Information provided START

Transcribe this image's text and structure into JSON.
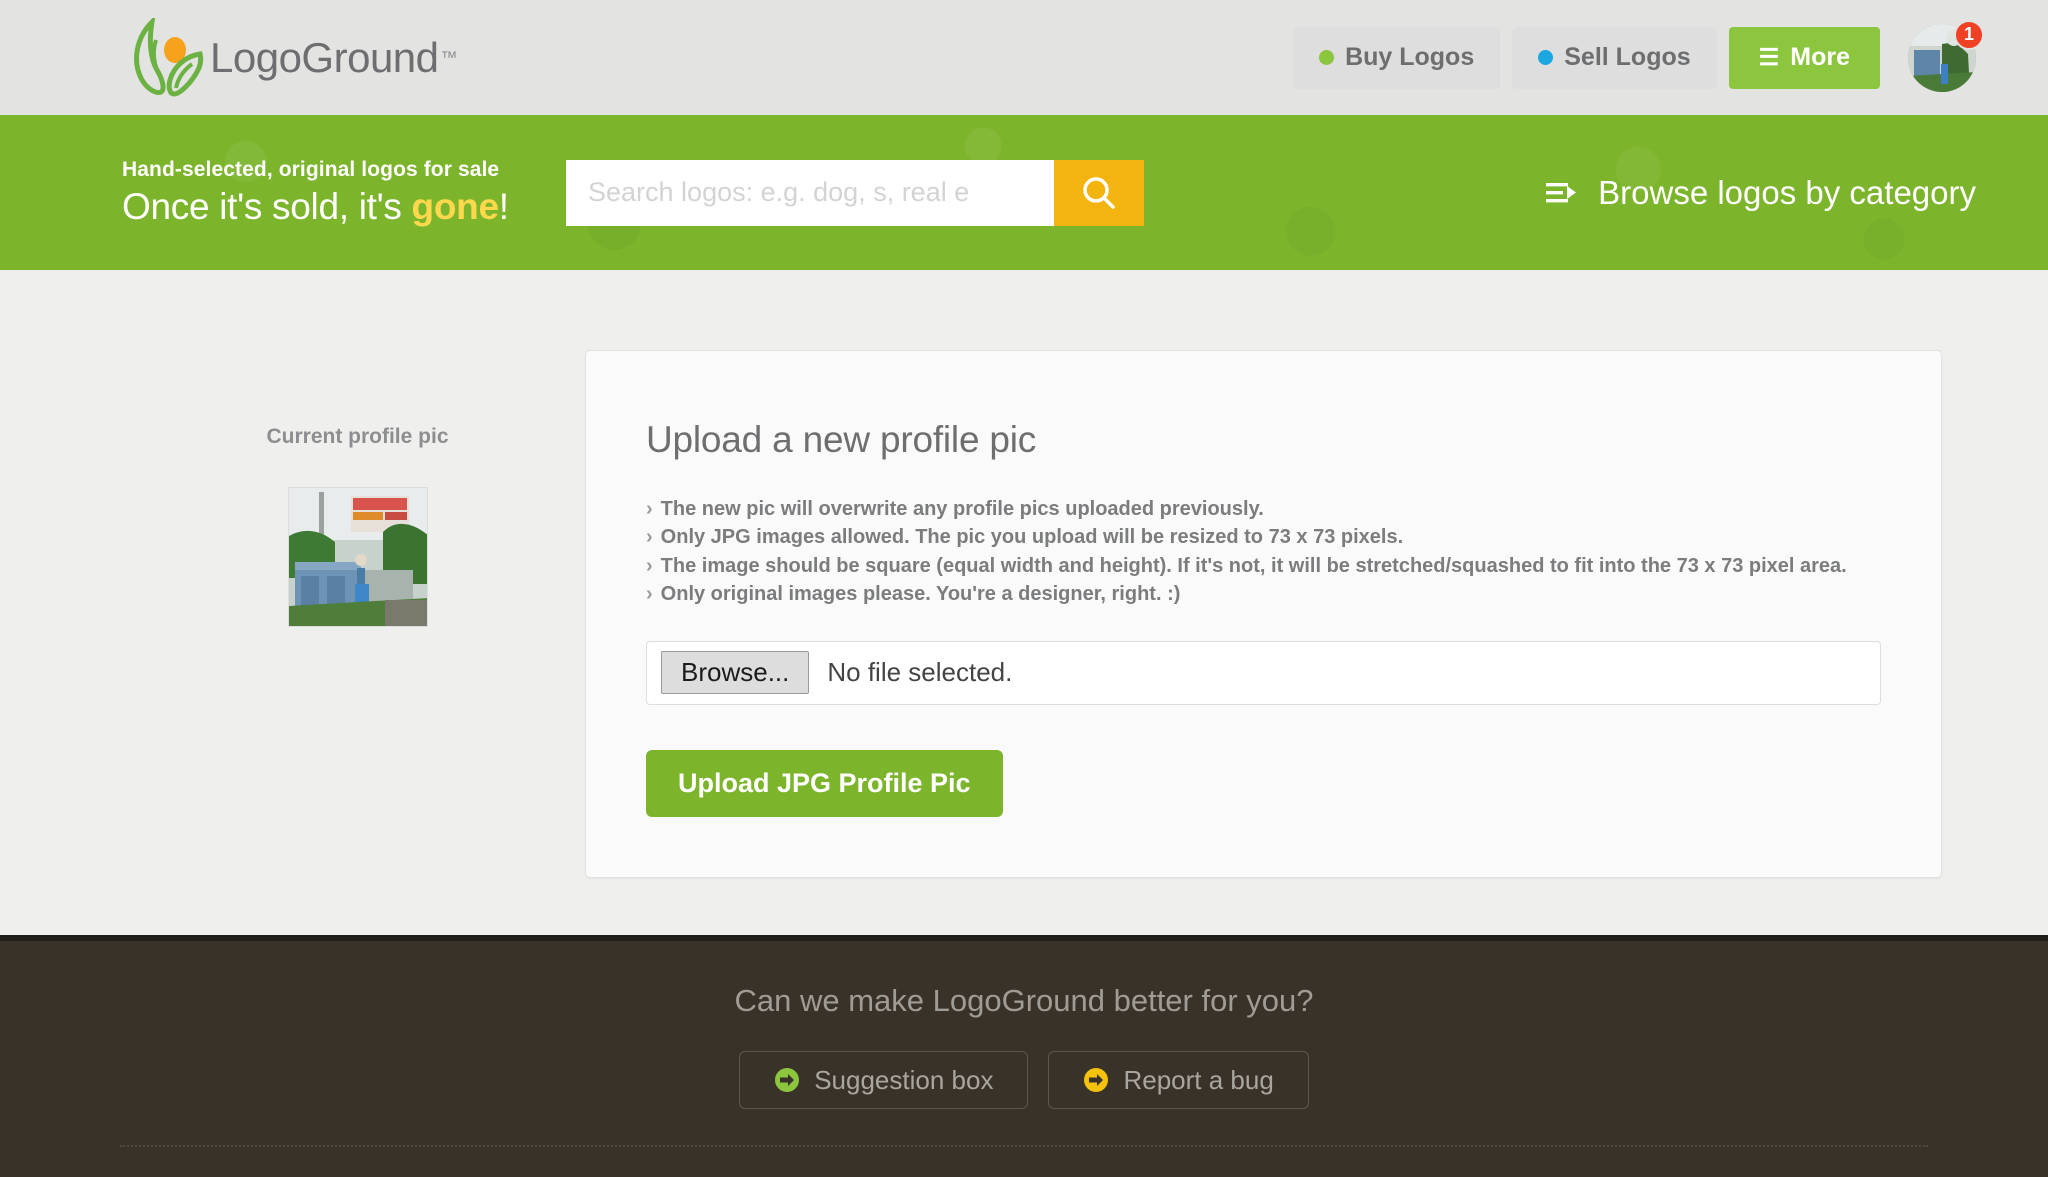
{
  "header": {
    "brand_name": "LogoGround",
    "brand_tm": "™",
    "nav": [
      {
        "label": "Buy Logos",
        "dot_color": "#8cc63f",
        "icon": "dot-icon"
      },
      {
        "label": "Sell Logos",
        "dot_color": "#1ca7e0",
        "icon": "dot-icon"
      }
    ],
    "more_label": "More",
    "more_icon": "hamburger-icon",
    "avatar_icon": "user-avatar",
    "notification_count": "1"
  },
  "search_band": {
    "tagline_small": "Hand-selected, original logos for sale",
    "tagline_big_prefix": "Once it's sold, it's ",
    "tagline_big_accent": "gone",
    "tagline_big_suffix": "!",
    "search_placeholder": "Search logos: e.g. dog, s, real e",
    "search_value": "",
    "search_icon": "magnifier-icon",
    "browse_label": "Browse logos by category",
    "browse_icon": "list-arrow-icon",
    "band_color": "#7cb52c",
    "search_button_color": "#f4b40f",
    "accent_color": "#ffd84d"
  },
  "sidebar": {
    "current_pic_label": "Current profile pic",
    "current_pic_icon": "profile-photo"
  },
  "card": {
    "title": "Upload a new profile pic",
    "bullets": [
      "The new pic will overwrite any profile pics uploaded previously.",
      "Only JPG images allowed. The pic you upload will be resized to 73 x 73 pixels.",
      "The image should be square (equal width and height). If it's not, it will be stretched/squashed to fit into the 73 x 73 pixel area.",
      "Only original images please. You're a designer, right. :)"
    ],
    "bullet_marker": "›",
    "file_browse_label": "Browse...",
    "file_status": "No file selected.",
    "upload_button_label": "Upload JPG Profile Pic",
    "upload_button_color": "#7cb52c"
  },
  "footer": {
    "question": "Can we make LogoGround better for you?",
    "buttons": [
      {
        "label": "Suggestion box",
        "icon": "arrow-circle-green-icon",
        "color": "#8cc63f"
      },
      {
        "label": "Report a bug",
        "icon": "arrow-circle-yellow-icon",
        "color": "#f4c20d"
      }
    ],
    "background_color": "#383229"
  }
}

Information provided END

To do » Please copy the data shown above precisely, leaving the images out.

Finished exercise »
Transcribe this image's text and structure into JSON.
{
  "header": {
    "brand_name": "LogoGround",
    "brand_tm": "™",
    "nav": [
      {
        "label": "Buy Logos",
        "dot_color": "#8cc63f",
        "icon": "dot-icon"
      },
      {
        "label": "Sell Logos",
        "dot_color": "#1ca7e0",
        "icon": "dot-icon"
      }
    ],
    "more_label": "More",
    "more_icon": "hamburger-icon",
    "avatar_icon": "user-avatar",
    "notification_count": "1"
  },
  "search_band": {
    "tagline_small": "Hand-selected, original logos for sale",
    "tagline_big_prefix": "Once it's sold, it's ",
    "tagline_big_accent": "gone",
    "tagline_big_suffix": "!",
    "search_placeholder": "Search logos: e.g. dog, s, real e",
    "search_value": "",
    "search_icon": "magnifier-icon",
    "browse_label": "Browse logos by category",
    "browse_icon": "list-arrow-icon",
    "band_color": "#7cb52c",
    "search_button_color": "#f4b40f",
    "accent_color": "#ffd84d"
  },
  "sidebar": {
    "current_pic_label": "Current profile pic",
    "current_pic_icon": "profile-photo"
  },
  "card": {
    "title": "Upload a new profile pic",
    "bullets": [
      "The new pic will overwrite any profile pics uploaded previously.",
      "Only JPG images allowed. The pic you upload will be resized to 73 x 73 pixels.",
      "The image should be square (equal width and height). If it's not, it will be stretched/squashed to fit into the 73 x 73 pixel area.",
      "Only original images please. You're a designer, right. :)"
    ],
    "bullet_marker": "›",
    "file_browse_label": "Browse...",
    "file_status": "No file selected.",
    "upload_button_label": "Upload JPG Profile Pic",
    "upload_button_color": "#7cb52c"
  },
  "footer": {
    "question": "Can we make LogoGround better for you?",
    "buttons": [
      {
        "label": "Suggestion box",
        "icon": "arrow-circle-green-icon",
        "color": "#8cc63f"
      },
      {
        "label": "Report a bug",
        "icon": "arrow-circle-yellow-icon",
        "color": "#f4c20d"
      }
    ],
    "background_color": "#383229"
  }
}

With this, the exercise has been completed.